Segment Start: MATERIAL FOR THE TASK

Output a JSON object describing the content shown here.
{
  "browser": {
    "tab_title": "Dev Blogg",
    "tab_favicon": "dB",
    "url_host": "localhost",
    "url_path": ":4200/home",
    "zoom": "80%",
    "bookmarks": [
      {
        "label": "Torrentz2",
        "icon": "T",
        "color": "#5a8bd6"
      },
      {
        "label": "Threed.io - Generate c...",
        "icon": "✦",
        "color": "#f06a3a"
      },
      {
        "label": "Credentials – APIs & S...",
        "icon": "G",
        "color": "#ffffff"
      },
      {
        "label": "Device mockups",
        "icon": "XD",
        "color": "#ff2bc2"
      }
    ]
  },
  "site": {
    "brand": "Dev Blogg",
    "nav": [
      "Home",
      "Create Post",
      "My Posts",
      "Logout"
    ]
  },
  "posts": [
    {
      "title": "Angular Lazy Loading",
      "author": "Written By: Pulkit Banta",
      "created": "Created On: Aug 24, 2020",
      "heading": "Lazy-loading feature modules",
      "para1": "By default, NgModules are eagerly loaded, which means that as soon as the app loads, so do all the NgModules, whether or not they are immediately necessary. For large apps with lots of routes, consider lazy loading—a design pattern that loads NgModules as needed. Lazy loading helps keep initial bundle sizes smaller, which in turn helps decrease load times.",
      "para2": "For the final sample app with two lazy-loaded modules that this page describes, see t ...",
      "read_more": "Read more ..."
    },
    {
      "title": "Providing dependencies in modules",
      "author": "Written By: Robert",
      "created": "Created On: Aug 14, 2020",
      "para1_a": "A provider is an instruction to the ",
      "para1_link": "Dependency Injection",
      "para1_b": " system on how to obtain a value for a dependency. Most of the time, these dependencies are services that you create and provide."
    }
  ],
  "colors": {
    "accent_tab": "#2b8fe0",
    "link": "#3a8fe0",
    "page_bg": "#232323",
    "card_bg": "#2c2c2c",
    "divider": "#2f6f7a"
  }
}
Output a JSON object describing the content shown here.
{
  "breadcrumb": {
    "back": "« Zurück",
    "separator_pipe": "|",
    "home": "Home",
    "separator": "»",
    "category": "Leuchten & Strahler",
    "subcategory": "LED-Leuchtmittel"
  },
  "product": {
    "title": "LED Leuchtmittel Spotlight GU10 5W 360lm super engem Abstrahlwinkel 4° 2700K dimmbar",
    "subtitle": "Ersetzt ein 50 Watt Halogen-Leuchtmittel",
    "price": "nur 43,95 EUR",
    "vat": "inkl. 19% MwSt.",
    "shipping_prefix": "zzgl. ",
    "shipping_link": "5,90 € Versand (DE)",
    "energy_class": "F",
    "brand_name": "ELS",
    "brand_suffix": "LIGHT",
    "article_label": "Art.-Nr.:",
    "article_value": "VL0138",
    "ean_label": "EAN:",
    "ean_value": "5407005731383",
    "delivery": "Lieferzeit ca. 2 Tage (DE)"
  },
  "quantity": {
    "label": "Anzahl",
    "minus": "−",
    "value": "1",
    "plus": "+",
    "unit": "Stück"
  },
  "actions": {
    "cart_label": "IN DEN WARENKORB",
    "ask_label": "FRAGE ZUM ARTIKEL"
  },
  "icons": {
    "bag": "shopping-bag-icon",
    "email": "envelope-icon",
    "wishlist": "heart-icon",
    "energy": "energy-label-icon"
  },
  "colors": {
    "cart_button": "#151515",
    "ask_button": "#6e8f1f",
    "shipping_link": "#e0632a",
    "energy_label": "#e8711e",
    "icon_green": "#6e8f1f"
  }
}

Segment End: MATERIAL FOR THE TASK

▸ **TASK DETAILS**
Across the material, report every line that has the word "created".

▸ **OUTPUT FOR THIS TASK**
      "created": "Created On: Aug 24, 2020",
      "created": "Created On: Aug 14, 2020",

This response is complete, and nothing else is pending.